IS-linked Philippine militant behind suicide attacks killed
MANILA, Philippines (AP) — Philippine troops have killed a “high-value” but little-known Filipino militant who acted as a key link of the Islamic State group to local jihadists and helped set up a series of deadly suicide attacks in the south that have alarmed the region, military officials said Saturday.
Talha Jumsah, who used the nom de guerre Abu Talha, was killed Friday morning in a clash with troops in the jungles off Patikul town in Sulu province, which has been rocked by three deadly suicide bombings this year, including the first suicide attack known to have been staged by a Filipino militant.
“One by one, we will hunt you down,” Maj. Gen. Corleto Vinluan Jr., the commander of military forces in Sulu, said in a warning to the militants. “I am reiterating my appeal to them to surrender and live a normal life instead of being hunted down as fleeing criminals.”
Jumsah’s body was found by troops Saturday nearly a kilometer (about half a mile) from where troops clashed with his group near the mountain village of Tanum in Patikul, provincial military spokesman Lt. Col. Gerald Monfort said.
U.S. and Australian anti-terrorism units have been helping monitor Jumsah, who had laid low but played a key role in plotting attacks, training militants and arranging the entry of Middle Eastern and Southeast Asian militants to the southern Philippines, military officials said.
Military units had specifically targeted Jumsah along with Abu Sayyaf commander Hajan Sawadjaan for their roles in recent and planned suicide attacks.

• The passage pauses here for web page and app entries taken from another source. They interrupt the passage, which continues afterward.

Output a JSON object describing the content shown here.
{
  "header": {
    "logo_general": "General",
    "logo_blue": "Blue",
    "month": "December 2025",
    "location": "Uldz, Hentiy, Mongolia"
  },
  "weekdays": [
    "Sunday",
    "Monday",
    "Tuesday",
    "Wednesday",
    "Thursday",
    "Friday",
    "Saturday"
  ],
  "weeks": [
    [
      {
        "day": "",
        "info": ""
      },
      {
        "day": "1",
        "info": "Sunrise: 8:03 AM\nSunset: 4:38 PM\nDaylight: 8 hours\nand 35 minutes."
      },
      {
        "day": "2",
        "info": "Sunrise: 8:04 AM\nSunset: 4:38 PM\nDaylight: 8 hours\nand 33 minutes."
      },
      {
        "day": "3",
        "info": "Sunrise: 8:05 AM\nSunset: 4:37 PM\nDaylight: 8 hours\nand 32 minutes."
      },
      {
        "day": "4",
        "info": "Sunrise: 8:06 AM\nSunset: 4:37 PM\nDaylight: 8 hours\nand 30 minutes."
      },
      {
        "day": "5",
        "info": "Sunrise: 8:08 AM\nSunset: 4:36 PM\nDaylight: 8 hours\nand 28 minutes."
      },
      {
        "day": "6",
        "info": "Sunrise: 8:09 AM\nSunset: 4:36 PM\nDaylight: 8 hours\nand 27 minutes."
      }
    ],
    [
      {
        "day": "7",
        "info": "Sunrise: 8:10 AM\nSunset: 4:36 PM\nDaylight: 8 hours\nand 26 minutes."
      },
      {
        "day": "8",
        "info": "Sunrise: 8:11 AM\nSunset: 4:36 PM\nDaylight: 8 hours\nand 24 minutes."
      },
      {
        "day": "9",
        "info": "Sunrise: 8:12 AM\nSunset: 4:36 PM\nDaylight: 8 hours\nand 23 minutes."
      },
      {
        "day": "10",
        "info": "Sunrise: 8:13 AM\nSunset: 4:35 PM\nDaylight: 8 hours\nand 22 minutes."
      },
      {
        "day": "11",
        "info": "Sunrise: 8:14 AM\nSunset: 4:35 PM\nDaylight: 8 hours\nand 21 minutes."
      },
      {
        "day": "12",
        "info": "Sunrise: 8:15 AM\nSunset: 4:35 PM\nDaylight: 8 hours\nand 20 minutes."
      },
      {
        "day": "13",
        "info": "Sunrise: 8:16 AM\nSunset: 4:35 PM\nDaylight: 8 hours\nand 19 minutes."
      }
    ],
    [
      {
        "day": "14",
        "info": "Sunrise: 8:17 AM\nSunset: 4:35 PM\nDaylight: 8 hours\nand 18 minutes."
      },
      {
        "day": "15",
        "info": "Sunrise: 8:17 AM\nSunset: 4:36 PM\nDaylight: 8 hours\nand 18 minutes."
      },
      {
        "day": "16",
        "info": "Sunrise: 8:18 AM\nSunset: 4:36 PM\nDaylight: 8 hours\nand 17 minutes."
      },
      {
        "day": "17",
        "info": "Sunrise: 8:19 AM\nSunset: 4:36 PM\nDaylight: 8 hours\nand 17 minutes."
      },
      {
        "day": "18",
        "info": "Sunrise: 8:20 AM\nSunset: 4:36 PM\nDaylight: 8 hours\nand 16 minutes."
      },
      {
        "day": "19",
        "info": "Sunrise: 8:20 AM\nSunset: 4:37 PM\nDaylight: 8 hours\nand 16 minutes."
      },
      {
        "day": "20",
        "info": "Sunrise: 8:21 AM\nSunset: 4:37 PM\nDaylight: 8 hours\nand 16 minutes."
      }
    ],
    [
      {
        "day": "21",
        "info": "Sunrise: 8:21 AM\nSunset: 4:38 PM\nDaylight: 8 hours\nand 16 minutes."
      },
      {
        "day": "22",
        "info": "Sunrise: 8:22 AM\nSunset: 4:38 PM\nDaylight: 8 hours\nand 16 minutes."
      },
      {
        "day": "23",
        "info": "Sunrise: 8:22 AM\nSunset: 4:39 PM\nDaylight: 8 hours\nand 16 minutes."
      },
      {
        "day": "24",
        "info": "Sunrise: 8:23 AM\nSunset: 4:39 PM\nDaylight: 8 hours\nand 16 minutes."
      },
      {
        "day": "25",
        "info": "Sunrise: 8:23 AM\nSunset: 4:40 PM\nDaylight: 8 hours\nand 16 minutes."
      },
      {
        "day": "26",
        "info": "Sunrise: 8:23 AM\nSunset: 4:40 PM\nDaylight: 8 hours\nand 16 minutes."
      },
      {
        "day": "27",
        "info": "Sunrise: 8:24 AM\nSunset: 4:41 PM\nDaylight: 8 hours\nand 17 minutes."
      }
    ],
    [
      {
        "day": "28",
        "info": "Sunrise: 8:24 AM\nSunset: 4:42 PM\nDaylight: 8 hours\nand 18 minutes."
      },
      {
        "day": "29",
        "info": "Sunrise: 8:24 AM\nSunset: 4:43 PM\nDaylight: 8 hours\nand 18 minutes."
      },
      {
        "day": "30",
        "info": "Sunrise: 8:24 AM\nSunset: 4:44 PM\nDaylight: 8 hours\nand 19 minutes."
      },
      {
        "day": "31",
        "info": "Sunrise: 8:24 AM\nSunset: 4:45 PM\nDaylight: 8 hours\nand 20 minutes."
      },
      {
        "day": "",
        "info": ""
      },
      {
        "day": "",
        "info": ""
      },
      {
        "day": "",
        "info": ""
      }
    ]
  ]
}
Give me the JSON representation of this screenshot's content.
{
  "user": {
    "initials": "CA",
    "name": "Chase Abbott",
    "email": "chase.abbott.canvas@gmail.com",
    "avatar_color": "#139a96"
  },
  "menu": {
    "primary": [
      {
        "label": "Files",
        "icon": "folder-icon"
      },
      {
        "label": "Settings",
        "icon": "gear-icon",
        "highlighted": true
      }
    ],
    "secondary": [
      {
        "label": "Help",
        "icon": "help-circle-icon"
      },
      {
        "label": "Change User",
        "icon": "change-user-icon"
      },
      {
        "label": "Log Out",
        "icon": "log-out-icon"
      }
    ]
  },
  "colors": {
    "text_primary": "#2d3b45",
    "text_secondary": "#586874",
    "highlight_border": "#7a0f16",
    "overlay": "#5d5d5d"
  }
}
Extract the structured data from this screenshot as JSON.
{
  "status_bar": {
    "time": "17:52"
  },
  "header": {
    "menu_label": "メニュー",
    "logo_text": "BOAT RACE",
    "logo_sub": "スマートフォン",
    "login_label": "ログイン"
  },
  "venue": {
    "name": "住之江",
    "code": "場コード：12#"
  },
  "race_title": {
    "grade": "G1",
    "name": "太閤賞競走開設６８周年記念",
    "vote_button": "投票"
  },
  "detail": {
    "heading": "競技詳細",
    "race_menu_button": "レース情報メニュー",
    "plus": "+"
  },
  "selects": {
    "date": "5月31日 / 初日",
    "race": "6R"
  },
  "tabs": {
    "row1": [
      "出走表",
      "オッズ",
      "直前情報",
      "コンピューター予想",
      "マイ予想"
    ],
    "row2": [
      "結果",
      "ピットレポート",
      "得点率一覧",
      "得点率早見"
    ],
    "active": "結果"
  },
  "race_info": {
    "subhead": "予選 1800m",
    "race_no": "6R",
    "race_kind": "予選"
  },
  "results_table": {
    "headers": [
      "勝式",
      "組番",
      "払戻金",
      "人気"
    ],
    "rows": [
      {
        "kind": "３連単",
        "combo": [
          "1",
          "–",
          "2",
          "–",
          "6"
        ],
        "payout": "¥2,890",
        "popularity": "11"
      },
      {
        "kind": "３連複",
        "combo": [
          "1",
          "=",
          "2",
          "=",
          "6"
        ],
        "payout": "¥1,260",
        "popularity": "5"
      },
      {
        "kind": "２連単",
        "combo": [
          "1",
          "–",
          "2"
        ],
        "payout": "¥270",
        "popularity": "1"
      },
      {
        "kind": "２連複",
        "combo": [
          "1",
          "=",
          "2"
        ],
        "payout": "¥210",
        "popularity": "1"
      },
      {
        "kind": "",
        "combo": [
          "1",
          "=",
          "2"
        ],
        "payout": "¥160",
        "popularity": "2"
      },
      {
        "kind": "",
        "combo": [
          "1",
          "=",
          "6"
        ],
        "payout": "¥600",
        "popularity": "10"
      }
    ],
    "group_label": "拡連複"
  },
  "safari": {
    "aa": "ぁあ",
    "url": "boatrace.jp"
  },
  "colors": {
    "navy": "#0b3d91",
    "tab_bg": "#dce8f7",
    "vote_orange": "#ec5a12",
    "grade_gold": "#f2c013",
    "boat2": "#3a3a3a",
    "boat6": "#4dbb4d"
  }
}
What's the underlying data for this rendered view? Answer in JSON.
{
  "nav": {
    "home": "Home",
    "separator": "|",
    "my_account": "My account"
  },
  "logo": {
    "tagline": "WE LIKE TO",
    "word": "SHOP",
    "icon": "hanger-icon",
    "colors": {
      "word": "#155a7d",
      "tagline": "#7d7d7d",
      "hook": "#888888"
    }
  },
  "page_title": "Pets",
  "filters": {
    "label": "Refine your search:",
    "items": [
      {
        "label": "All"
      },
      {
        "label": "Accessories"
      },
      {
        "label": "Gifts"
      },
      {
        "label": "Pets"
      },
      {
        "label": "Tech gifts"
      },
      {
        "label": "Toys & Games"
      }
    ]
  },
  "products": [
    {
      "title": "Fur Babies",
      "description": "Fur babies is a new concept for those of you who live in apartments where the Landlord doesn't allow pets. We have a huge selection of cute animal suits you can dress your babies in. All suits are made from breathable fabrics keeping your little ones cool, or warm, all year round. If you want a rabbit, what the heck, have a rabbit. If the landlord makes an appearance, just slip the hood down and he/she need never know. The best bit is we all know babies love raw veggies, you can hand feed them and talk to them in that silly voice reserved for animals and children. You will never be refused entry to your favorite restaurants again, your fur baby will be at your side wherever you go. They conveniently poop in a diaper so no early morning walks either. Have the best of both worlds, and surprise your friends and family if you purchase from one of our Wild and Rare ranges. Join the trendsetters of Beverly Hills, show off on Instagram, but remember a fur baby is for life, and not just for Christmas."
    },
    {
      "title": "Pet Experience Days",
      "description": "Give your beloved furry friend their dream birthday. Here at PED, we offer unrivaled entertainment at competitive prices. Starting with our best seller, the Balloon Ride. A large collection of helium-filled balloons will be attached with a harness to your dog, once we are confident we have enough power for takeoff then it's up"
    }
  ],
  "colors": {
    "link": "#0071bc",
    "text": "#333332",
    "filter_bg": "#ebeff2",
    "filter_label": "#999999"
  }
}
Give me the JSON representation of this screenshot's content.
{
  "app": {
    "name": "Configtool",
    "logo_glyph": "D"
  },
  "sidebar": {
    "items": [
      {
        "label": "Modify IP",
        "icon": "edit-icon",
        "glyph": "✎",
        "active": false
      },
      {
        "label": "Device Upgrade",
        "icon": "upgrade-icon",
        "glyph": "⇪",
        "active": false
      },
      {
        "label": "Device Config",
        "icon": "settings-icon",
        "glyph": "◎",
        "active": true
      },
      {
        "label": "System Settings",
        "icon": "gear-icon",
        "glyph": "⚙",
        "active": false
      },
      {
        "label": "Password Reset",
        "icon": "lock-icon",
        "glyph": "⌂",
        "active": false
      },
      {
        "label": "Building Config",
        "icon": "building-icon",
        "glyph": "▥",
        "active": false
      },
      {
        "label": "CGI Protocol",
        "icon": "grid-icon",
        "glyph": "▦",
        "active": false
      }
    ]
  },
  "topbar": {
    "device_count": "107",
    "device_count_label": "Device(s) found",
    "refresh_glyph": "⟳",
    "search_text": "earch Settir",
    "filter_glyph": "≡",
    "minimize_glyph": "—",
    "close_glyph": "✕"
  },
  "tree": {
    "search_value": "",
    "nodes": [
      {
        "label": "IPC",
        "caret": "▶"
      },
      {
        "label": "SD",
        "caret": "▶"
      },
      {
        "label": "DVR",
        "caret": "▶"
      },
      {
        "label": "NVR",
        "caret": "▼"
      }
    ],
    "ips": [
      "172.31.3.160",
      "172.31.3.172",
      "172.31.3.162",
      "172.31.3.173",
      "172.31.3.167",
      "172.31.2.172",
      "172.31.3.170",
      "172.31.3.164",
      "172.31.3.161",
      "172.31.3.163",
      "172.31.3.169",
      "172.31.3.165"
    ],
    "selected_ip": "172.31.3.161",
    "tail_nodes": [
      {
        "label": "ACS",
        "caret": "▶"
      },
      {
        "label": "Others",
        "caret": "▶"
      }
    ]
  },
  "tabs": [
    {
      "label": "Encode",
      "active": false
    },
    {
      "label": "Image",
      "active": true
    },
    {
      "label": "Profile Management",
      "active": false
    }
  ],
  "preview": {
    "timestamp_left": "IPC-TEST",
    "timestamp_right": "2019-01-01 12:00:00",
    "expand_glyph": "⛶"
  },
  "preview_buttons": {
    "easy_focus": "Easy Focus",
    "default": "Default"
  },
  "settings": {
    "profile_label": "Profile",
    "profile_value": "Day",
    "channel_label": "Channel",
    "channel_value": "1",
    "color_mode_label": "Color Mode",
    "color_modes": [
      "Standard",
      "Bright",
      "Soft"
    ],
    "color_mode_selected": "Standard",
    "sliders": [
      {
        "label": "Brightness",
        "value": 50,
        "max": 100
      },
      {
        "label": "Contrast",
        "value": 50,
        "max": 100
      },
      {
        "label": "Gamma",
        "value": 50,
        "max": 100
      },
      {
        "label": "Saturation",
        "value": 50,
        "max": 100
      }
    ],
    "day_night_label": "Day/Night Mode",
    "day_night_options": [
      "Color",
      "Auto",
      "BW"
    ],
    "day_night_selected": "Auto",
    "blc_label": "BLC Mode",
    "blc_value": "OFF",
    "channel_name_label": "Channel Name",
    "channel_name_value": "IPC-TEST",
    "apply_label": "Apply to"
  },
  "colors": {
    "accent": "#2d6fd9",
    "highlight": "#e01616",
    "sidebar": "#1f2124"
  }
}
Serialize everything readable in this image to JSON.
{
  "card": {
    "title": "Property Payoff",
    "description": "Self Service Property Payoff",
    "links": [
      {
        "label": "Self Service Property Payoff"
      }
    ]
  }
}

A member of the brutal Abu Sayyaf militant group in Sulu, Jumsah was one of a handful of Arabic speaking local militants who developed strong contacts with the Islamic State group, helping the Middle East-based militant network to establish a presence in the southern Philippines after major battle defeats in Syria and Iraq.
Jumsah served as a bomb-making instructor and arranged the transfer of foreign funds and movement of foreign militants for the suicide attacks. He also acted as an Arabic translator for militant ceremonies joined in by foreign militants shortly before they set out to die in suicide bombings, a military combat officer told The Associated Press on condition of anonymity because of a lack of authority to speak publicly.
Jumsah and Sawadjaan, who remains at large, have been blamed for plotting the Jan. 27 suicide bombing by a suspected Indonesian militant couple at Our Lady of Mount Carmel Cathedral in Sulu’s main island of Jolo that killed 23 people, including the bombers, and wounded scores of other churchgoers and soldiers.
The Jolo cathedral attack renewed terrorism fears across the Philippines and Southeast Asia. President Rodrigo Duterte ordered troops to destroy the Abu Sayyaf following the bombing, leading to a renewed military offensive in the south.
In July, two suicide attackers separately detonated explosives on a military combat base in Indanan, killing the two militants. Authorities later confirmed through DNA tests of the remains of the attackers that at least one was a Filipino, the first known local militant to carry out a suicide attack.
A suspected Egyptian female militant perished in the third suicide attack in Sulu that she staged in September outside an army encampment in Sulu’s Indanan town. Regional military chief Lt. Gen. Cirilito Sobejana said then that the bomber failed to enter the encampment and the blast failed to cause injuries because alert troops took cover when she refused to back away.
Early this month, troops killed three militants in a gunbattle in Indanan town, including an Egyptian father and his son, who allegedly were on their way to carry out a suicide attack but opened fire on soldiers manning a checkpoint. Troops recovered two suicide vests rigged with metal pipe bombs from the two Egyptians and a Filipino militant who were traveling on motorcycles, Sobejana said.